> [What needs to be done] The answer must be every entry, retyped without a single difference.

Stored items from a collection:
--*--

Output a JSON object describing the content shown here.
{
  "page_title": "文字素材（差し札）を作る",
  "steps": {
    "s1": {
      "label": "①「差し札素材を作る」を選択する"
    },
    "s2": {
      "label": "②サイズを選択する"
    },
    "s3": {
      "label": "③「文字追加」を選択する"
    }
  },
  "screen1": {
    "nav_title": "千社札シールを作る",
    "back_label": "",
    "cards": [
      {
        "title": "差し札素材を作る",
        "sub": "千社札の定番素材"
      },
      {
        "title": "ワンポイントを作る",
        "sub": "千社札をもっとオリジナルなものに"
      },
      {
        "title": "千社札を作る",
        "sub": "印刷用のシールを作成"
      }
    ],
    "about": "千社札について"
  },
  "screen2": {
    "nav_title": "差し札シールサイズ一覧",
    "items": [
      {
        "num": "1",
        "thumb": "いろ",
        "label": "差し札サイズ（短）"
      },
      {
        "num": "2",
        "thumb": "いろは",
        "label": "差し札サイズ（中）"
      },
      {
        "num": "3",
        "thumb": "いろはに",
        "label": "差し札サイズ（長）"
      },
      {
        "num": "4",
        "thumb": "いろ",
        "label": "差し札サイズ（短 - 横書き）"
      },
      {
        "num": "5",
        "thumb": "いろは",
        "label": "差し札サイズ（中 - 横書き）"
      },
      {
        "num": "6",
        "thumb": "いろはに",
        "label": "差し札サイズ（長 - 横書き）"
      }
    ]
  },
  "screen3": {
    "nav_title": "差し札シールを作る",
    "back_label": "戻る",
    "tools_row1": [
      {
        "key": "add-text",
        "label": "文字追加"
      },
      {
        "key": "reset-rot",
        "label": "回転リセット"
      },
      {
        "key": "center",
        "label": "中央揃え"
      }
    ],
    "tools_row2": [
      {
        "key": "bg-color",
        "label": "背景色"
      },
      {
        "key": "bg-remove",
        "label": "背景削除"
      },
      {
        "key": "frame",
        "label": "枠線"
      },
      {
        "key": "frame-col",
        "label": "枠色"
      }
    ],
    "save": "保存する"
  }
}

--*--

> [Problem solution]
Output a JSON object describing the content shown here.
{
  "page_title": "文字素材（差し札）を作る",
  "steps": {
    "s1": {
      "label": "①「差し札素材を作る」を選択する"
    },
    "s2": {
      "label": "②サイズを選択する"
    },
    "s3": {
      "label": "③「文字追加」を選択する"
    }
  },
  "screen1": {
    "nav_title": "千社札シールを作る",
    "back_label": "",
    "cards": [
      {
        "title": "差し札素材を作る",
        "sub": "千社札の定番素材"
      },
      {
        "title": "ワンポイントを作る",
        "sub": "千社札をもっとオリジナルなものに"
      },
      {
        "title": "千社札を作る",
        "sub": "印刷用のシールを作成"
      }
    ],
    "about": "千社札について"
  },
  "screen2": {
    "nav_title": "差し札シールサイズ一覧",
    "items": [
      {
        "num": "1",
        "thumb": "いろ",
        "label": "差し札サイズ（短）"
      },
      {
        "num": "2",
        "thumb": "いろは",
        "label": "差し札サイズ（中）"
      },
      {
        "num": "3",
        "thumb": "いろはに",
        "label": "差し札サイズ（長）"
      },
      {
        "num": "4",
        "thumb": "いろ",
        "label": "差し札サイズ（短 - 横書き）"
      },
      {
        "num": "5",
        "thumb": "いろは",
        "label": "差し札サイズ（中 - 横書き）"
      },
      {
        "num": "6",
        "thumb": "いろはに",
        "label": "差し札サイズ（長 - 横書き）"
      }
    ]
  },
  "screen3": {
    "nav_title": "差し札シールを作る",
    "back_label": "戻る",
    "tools_row1": [
      {
        "key": "add-text",
        "label": "文字追加"
      },
      {
        "key": "reset-rot",
        "label": "回転リセット"
      },
      {
        "key": "center",
        "label": "中央揃え"
      }
    ],
    "tools_row2": [
      {
        "key": "bg-color",
        "label": "背景色"
      },
      {
        "key": "bg-remove",
        "label": "背景削除"
      },
      {
        "key": "frame",
        "label": "枠線"
      },
      {
        "key": "frame-col",
        "label": "枠色"
      }
    ],
    "save": "保存する"
  }
}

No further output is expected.